For a good account of the Campanile, see Susan and Joanna Horner's Walks in Florence, v. I, pp. 62–66; Art. in Macmillan's Mag., April, 1877, by Sidney Colvin, - Giotto's Gospel of Labor.
But the thing grows somewhat hard to bear
When I find a Giotto join the rest.
Print the blue sky with twig and leaf
'Twixt the aloes, I used to learn in chief,
By a gift God grants me now and then,
For pleasure or profit, her men alive
But with empty cells of the human hive;
The church's apsis, aisle or nave,
Its face set full for the sun to shave.
Wherever an outline weakens and wanes
Stands One whom each fainter pulse-tick pains :
Each tinge not wholly escape the plaster,
St. 4. By a gift God grants me now and then: the gift of spiritual vision.
St. 6. “He sees the ghosts of the early Christian masters, whose work has never been duly appreciated, standing sadly by each mouldering Italian Fresco." — Dowden.
They are safe in heaven with their backs to it,
Round the works of, you of the little wit !
Now that they see God face to face,
But the wronged great souls — can they be quit
Where you style them, you of the little wit,
Not dreaming that Old and New are fellows:
Da Vincis derive in good time from Dellos.
And a handsome word or two give help,
And the puppy pack of poodles yelp.
Of brow once prominent and starry,
For his peerless painting? (see Vasari.)
St. 8. Much they reck of your praise and you! the Michaels and Rafaels. Leonardo da Vinci (b. at Vinci, in the Val d'Arno, below Florence, 1452); “in him the two lines of artistic descent, tracing from classic Rome and Christian Byzantium, meet." — Heaton's History of Painting. Dello di Niccolo Delli, painter and sculptor, fi. first half 15th cent.

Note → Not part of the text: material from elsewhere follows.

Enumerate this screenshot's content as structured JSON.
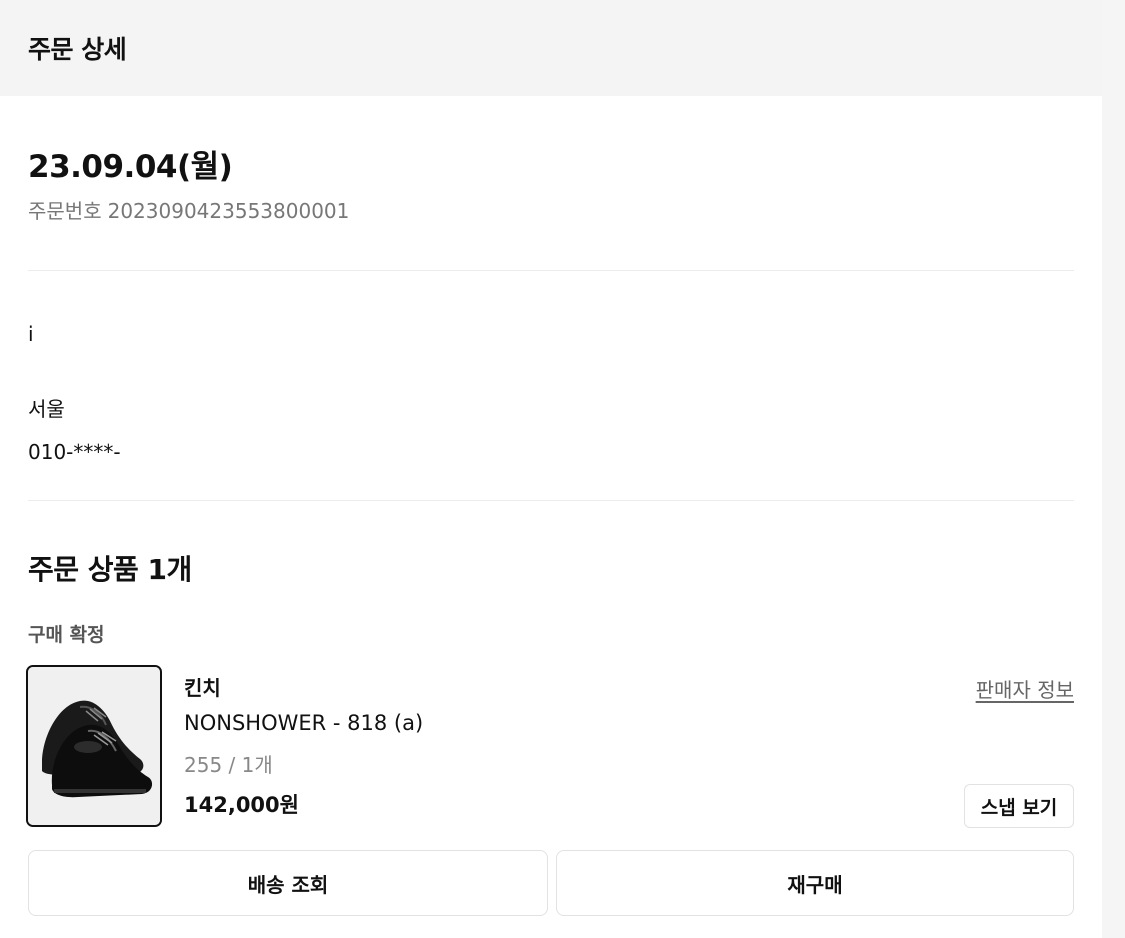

St. 9. “Stefano is extolled by Vasari as having left Giotto himself far behind, but it is very difficult to ascertain what were really his works." — Heaton. “Stefano appears from Landinio's Commentary on Dante to have been called scimia